:: What is expected ::
An exact copy of the entries is required, excluding any pictures.

#### Data records ####

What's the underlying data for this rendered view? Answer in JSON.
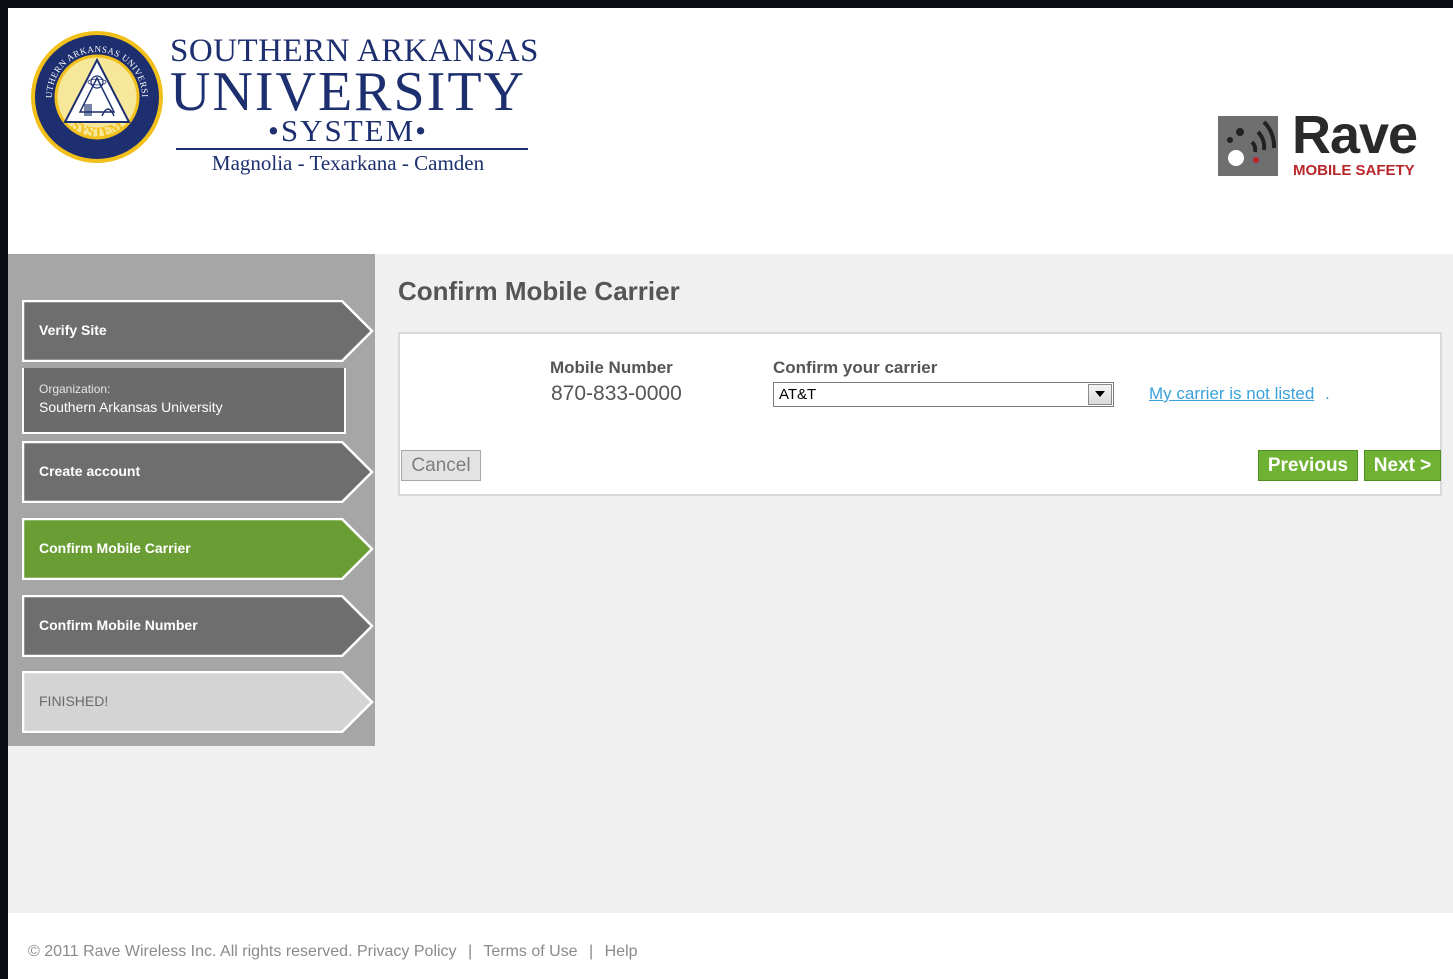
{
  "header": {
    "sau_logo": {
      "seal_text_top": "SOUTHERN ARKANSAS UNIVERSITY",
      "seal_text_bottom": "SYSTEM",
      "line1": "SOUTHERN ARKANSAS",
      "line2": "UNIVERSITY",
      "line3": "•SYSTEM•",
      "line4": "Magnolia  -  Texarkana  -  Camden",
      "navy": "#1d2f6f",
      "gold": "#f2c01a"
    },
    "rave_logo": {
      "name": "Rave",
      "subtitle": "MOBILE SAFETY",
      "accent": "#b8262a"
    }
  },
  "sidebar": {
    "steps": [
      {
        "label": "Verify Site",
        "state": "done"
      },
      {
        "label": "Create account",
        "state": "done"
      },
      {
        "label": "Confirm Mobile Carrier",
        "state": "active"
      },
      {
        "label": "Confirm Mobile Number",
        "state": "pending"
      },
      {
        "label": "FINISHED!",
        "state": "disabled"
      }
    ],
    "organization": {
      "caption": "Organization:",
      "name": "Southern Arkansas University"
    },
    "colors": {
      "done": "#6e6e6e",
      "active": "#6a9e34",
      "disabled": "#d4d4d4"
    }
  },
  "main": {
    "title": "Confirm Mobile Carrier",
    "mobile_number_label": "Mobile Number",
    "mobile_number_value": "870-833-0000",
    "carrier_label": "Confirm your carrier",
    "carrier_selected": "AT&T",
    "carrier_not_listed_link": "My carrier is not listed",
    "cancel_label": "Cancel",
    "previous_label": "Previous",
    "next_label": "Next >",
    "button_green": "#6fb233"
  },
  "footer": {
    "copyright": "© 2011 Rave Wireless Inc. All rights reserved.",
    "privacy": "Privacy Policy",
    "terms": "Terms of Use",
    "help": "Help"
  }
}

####

:: Answer space ::
What's the underlying data for this rendered view? Answer in JSON.
{
  "header": {
    "sau_logo": {
      "seal_text_top": "SOUTHERN ARKANSAS UNIVERSITY",
      "seal_text_bottom": "SYSTEM",
      "line1": "SOUTHERN ARKANSAS",
      "line2": "UNIVERSITY",
      "line3": "•SYSTEM•",
      "line4": "Magnolia  -  Texarkana  -  Camden",
      "navy": "#1d2f6f",
      "gold": "#f2c01a"
    },
    "rave_logo": {
      "name": "Rave",
      "subtitle": "MOBILE SAFETY",
      "accent": "#b8262a"
    }
  },
  "sidebar": {
    "steps": [
      {
        "label": "Verify Site",
        "state": "done"
      },
      {
        "label": "Create account",
        "state": "done"
      },
      {
        "label": "Confirm Mobile Carrier",
        "state": "active"
      },
      {
        "label": "Confirm Mobile Number",
        "state": "pending"
      },
      {
        "label": "FINISHED!",
        "state": "disabled"
      }
    ],
    "organization": {
      "caption": "Organization:",
      "name": "Southern Arkansas University"
    },
    "colors": {
      "done": "#6e6e6e",
      "active": "#6a9e34",
      "disabled": "#d4d4d4"
    }
  },
  "main": {
    "title": "Confirm Mobile Carrier",
    "mobile_number_label": "Mobile Number",
    "mobile_number_value": "870-833-0000",
    "carrier_label": "Confirm your carrier",
    "carrier_selected": "AT&T",
    "carrier_not_listed_link": "My carrier is not listed",
    "cancel_label": "Cancel",
    "previous_label": "Previous",
    "next_label": "Next >",
    "button_green": "#6fb233"
  },
  "footer": {
    "copyright": "© 2011 Rave Wireless Inc. All rights reserved.",
    "privacy": "Privacy Policy",
    "terms": "Terms of Use",
    "help": "Help"
  }
}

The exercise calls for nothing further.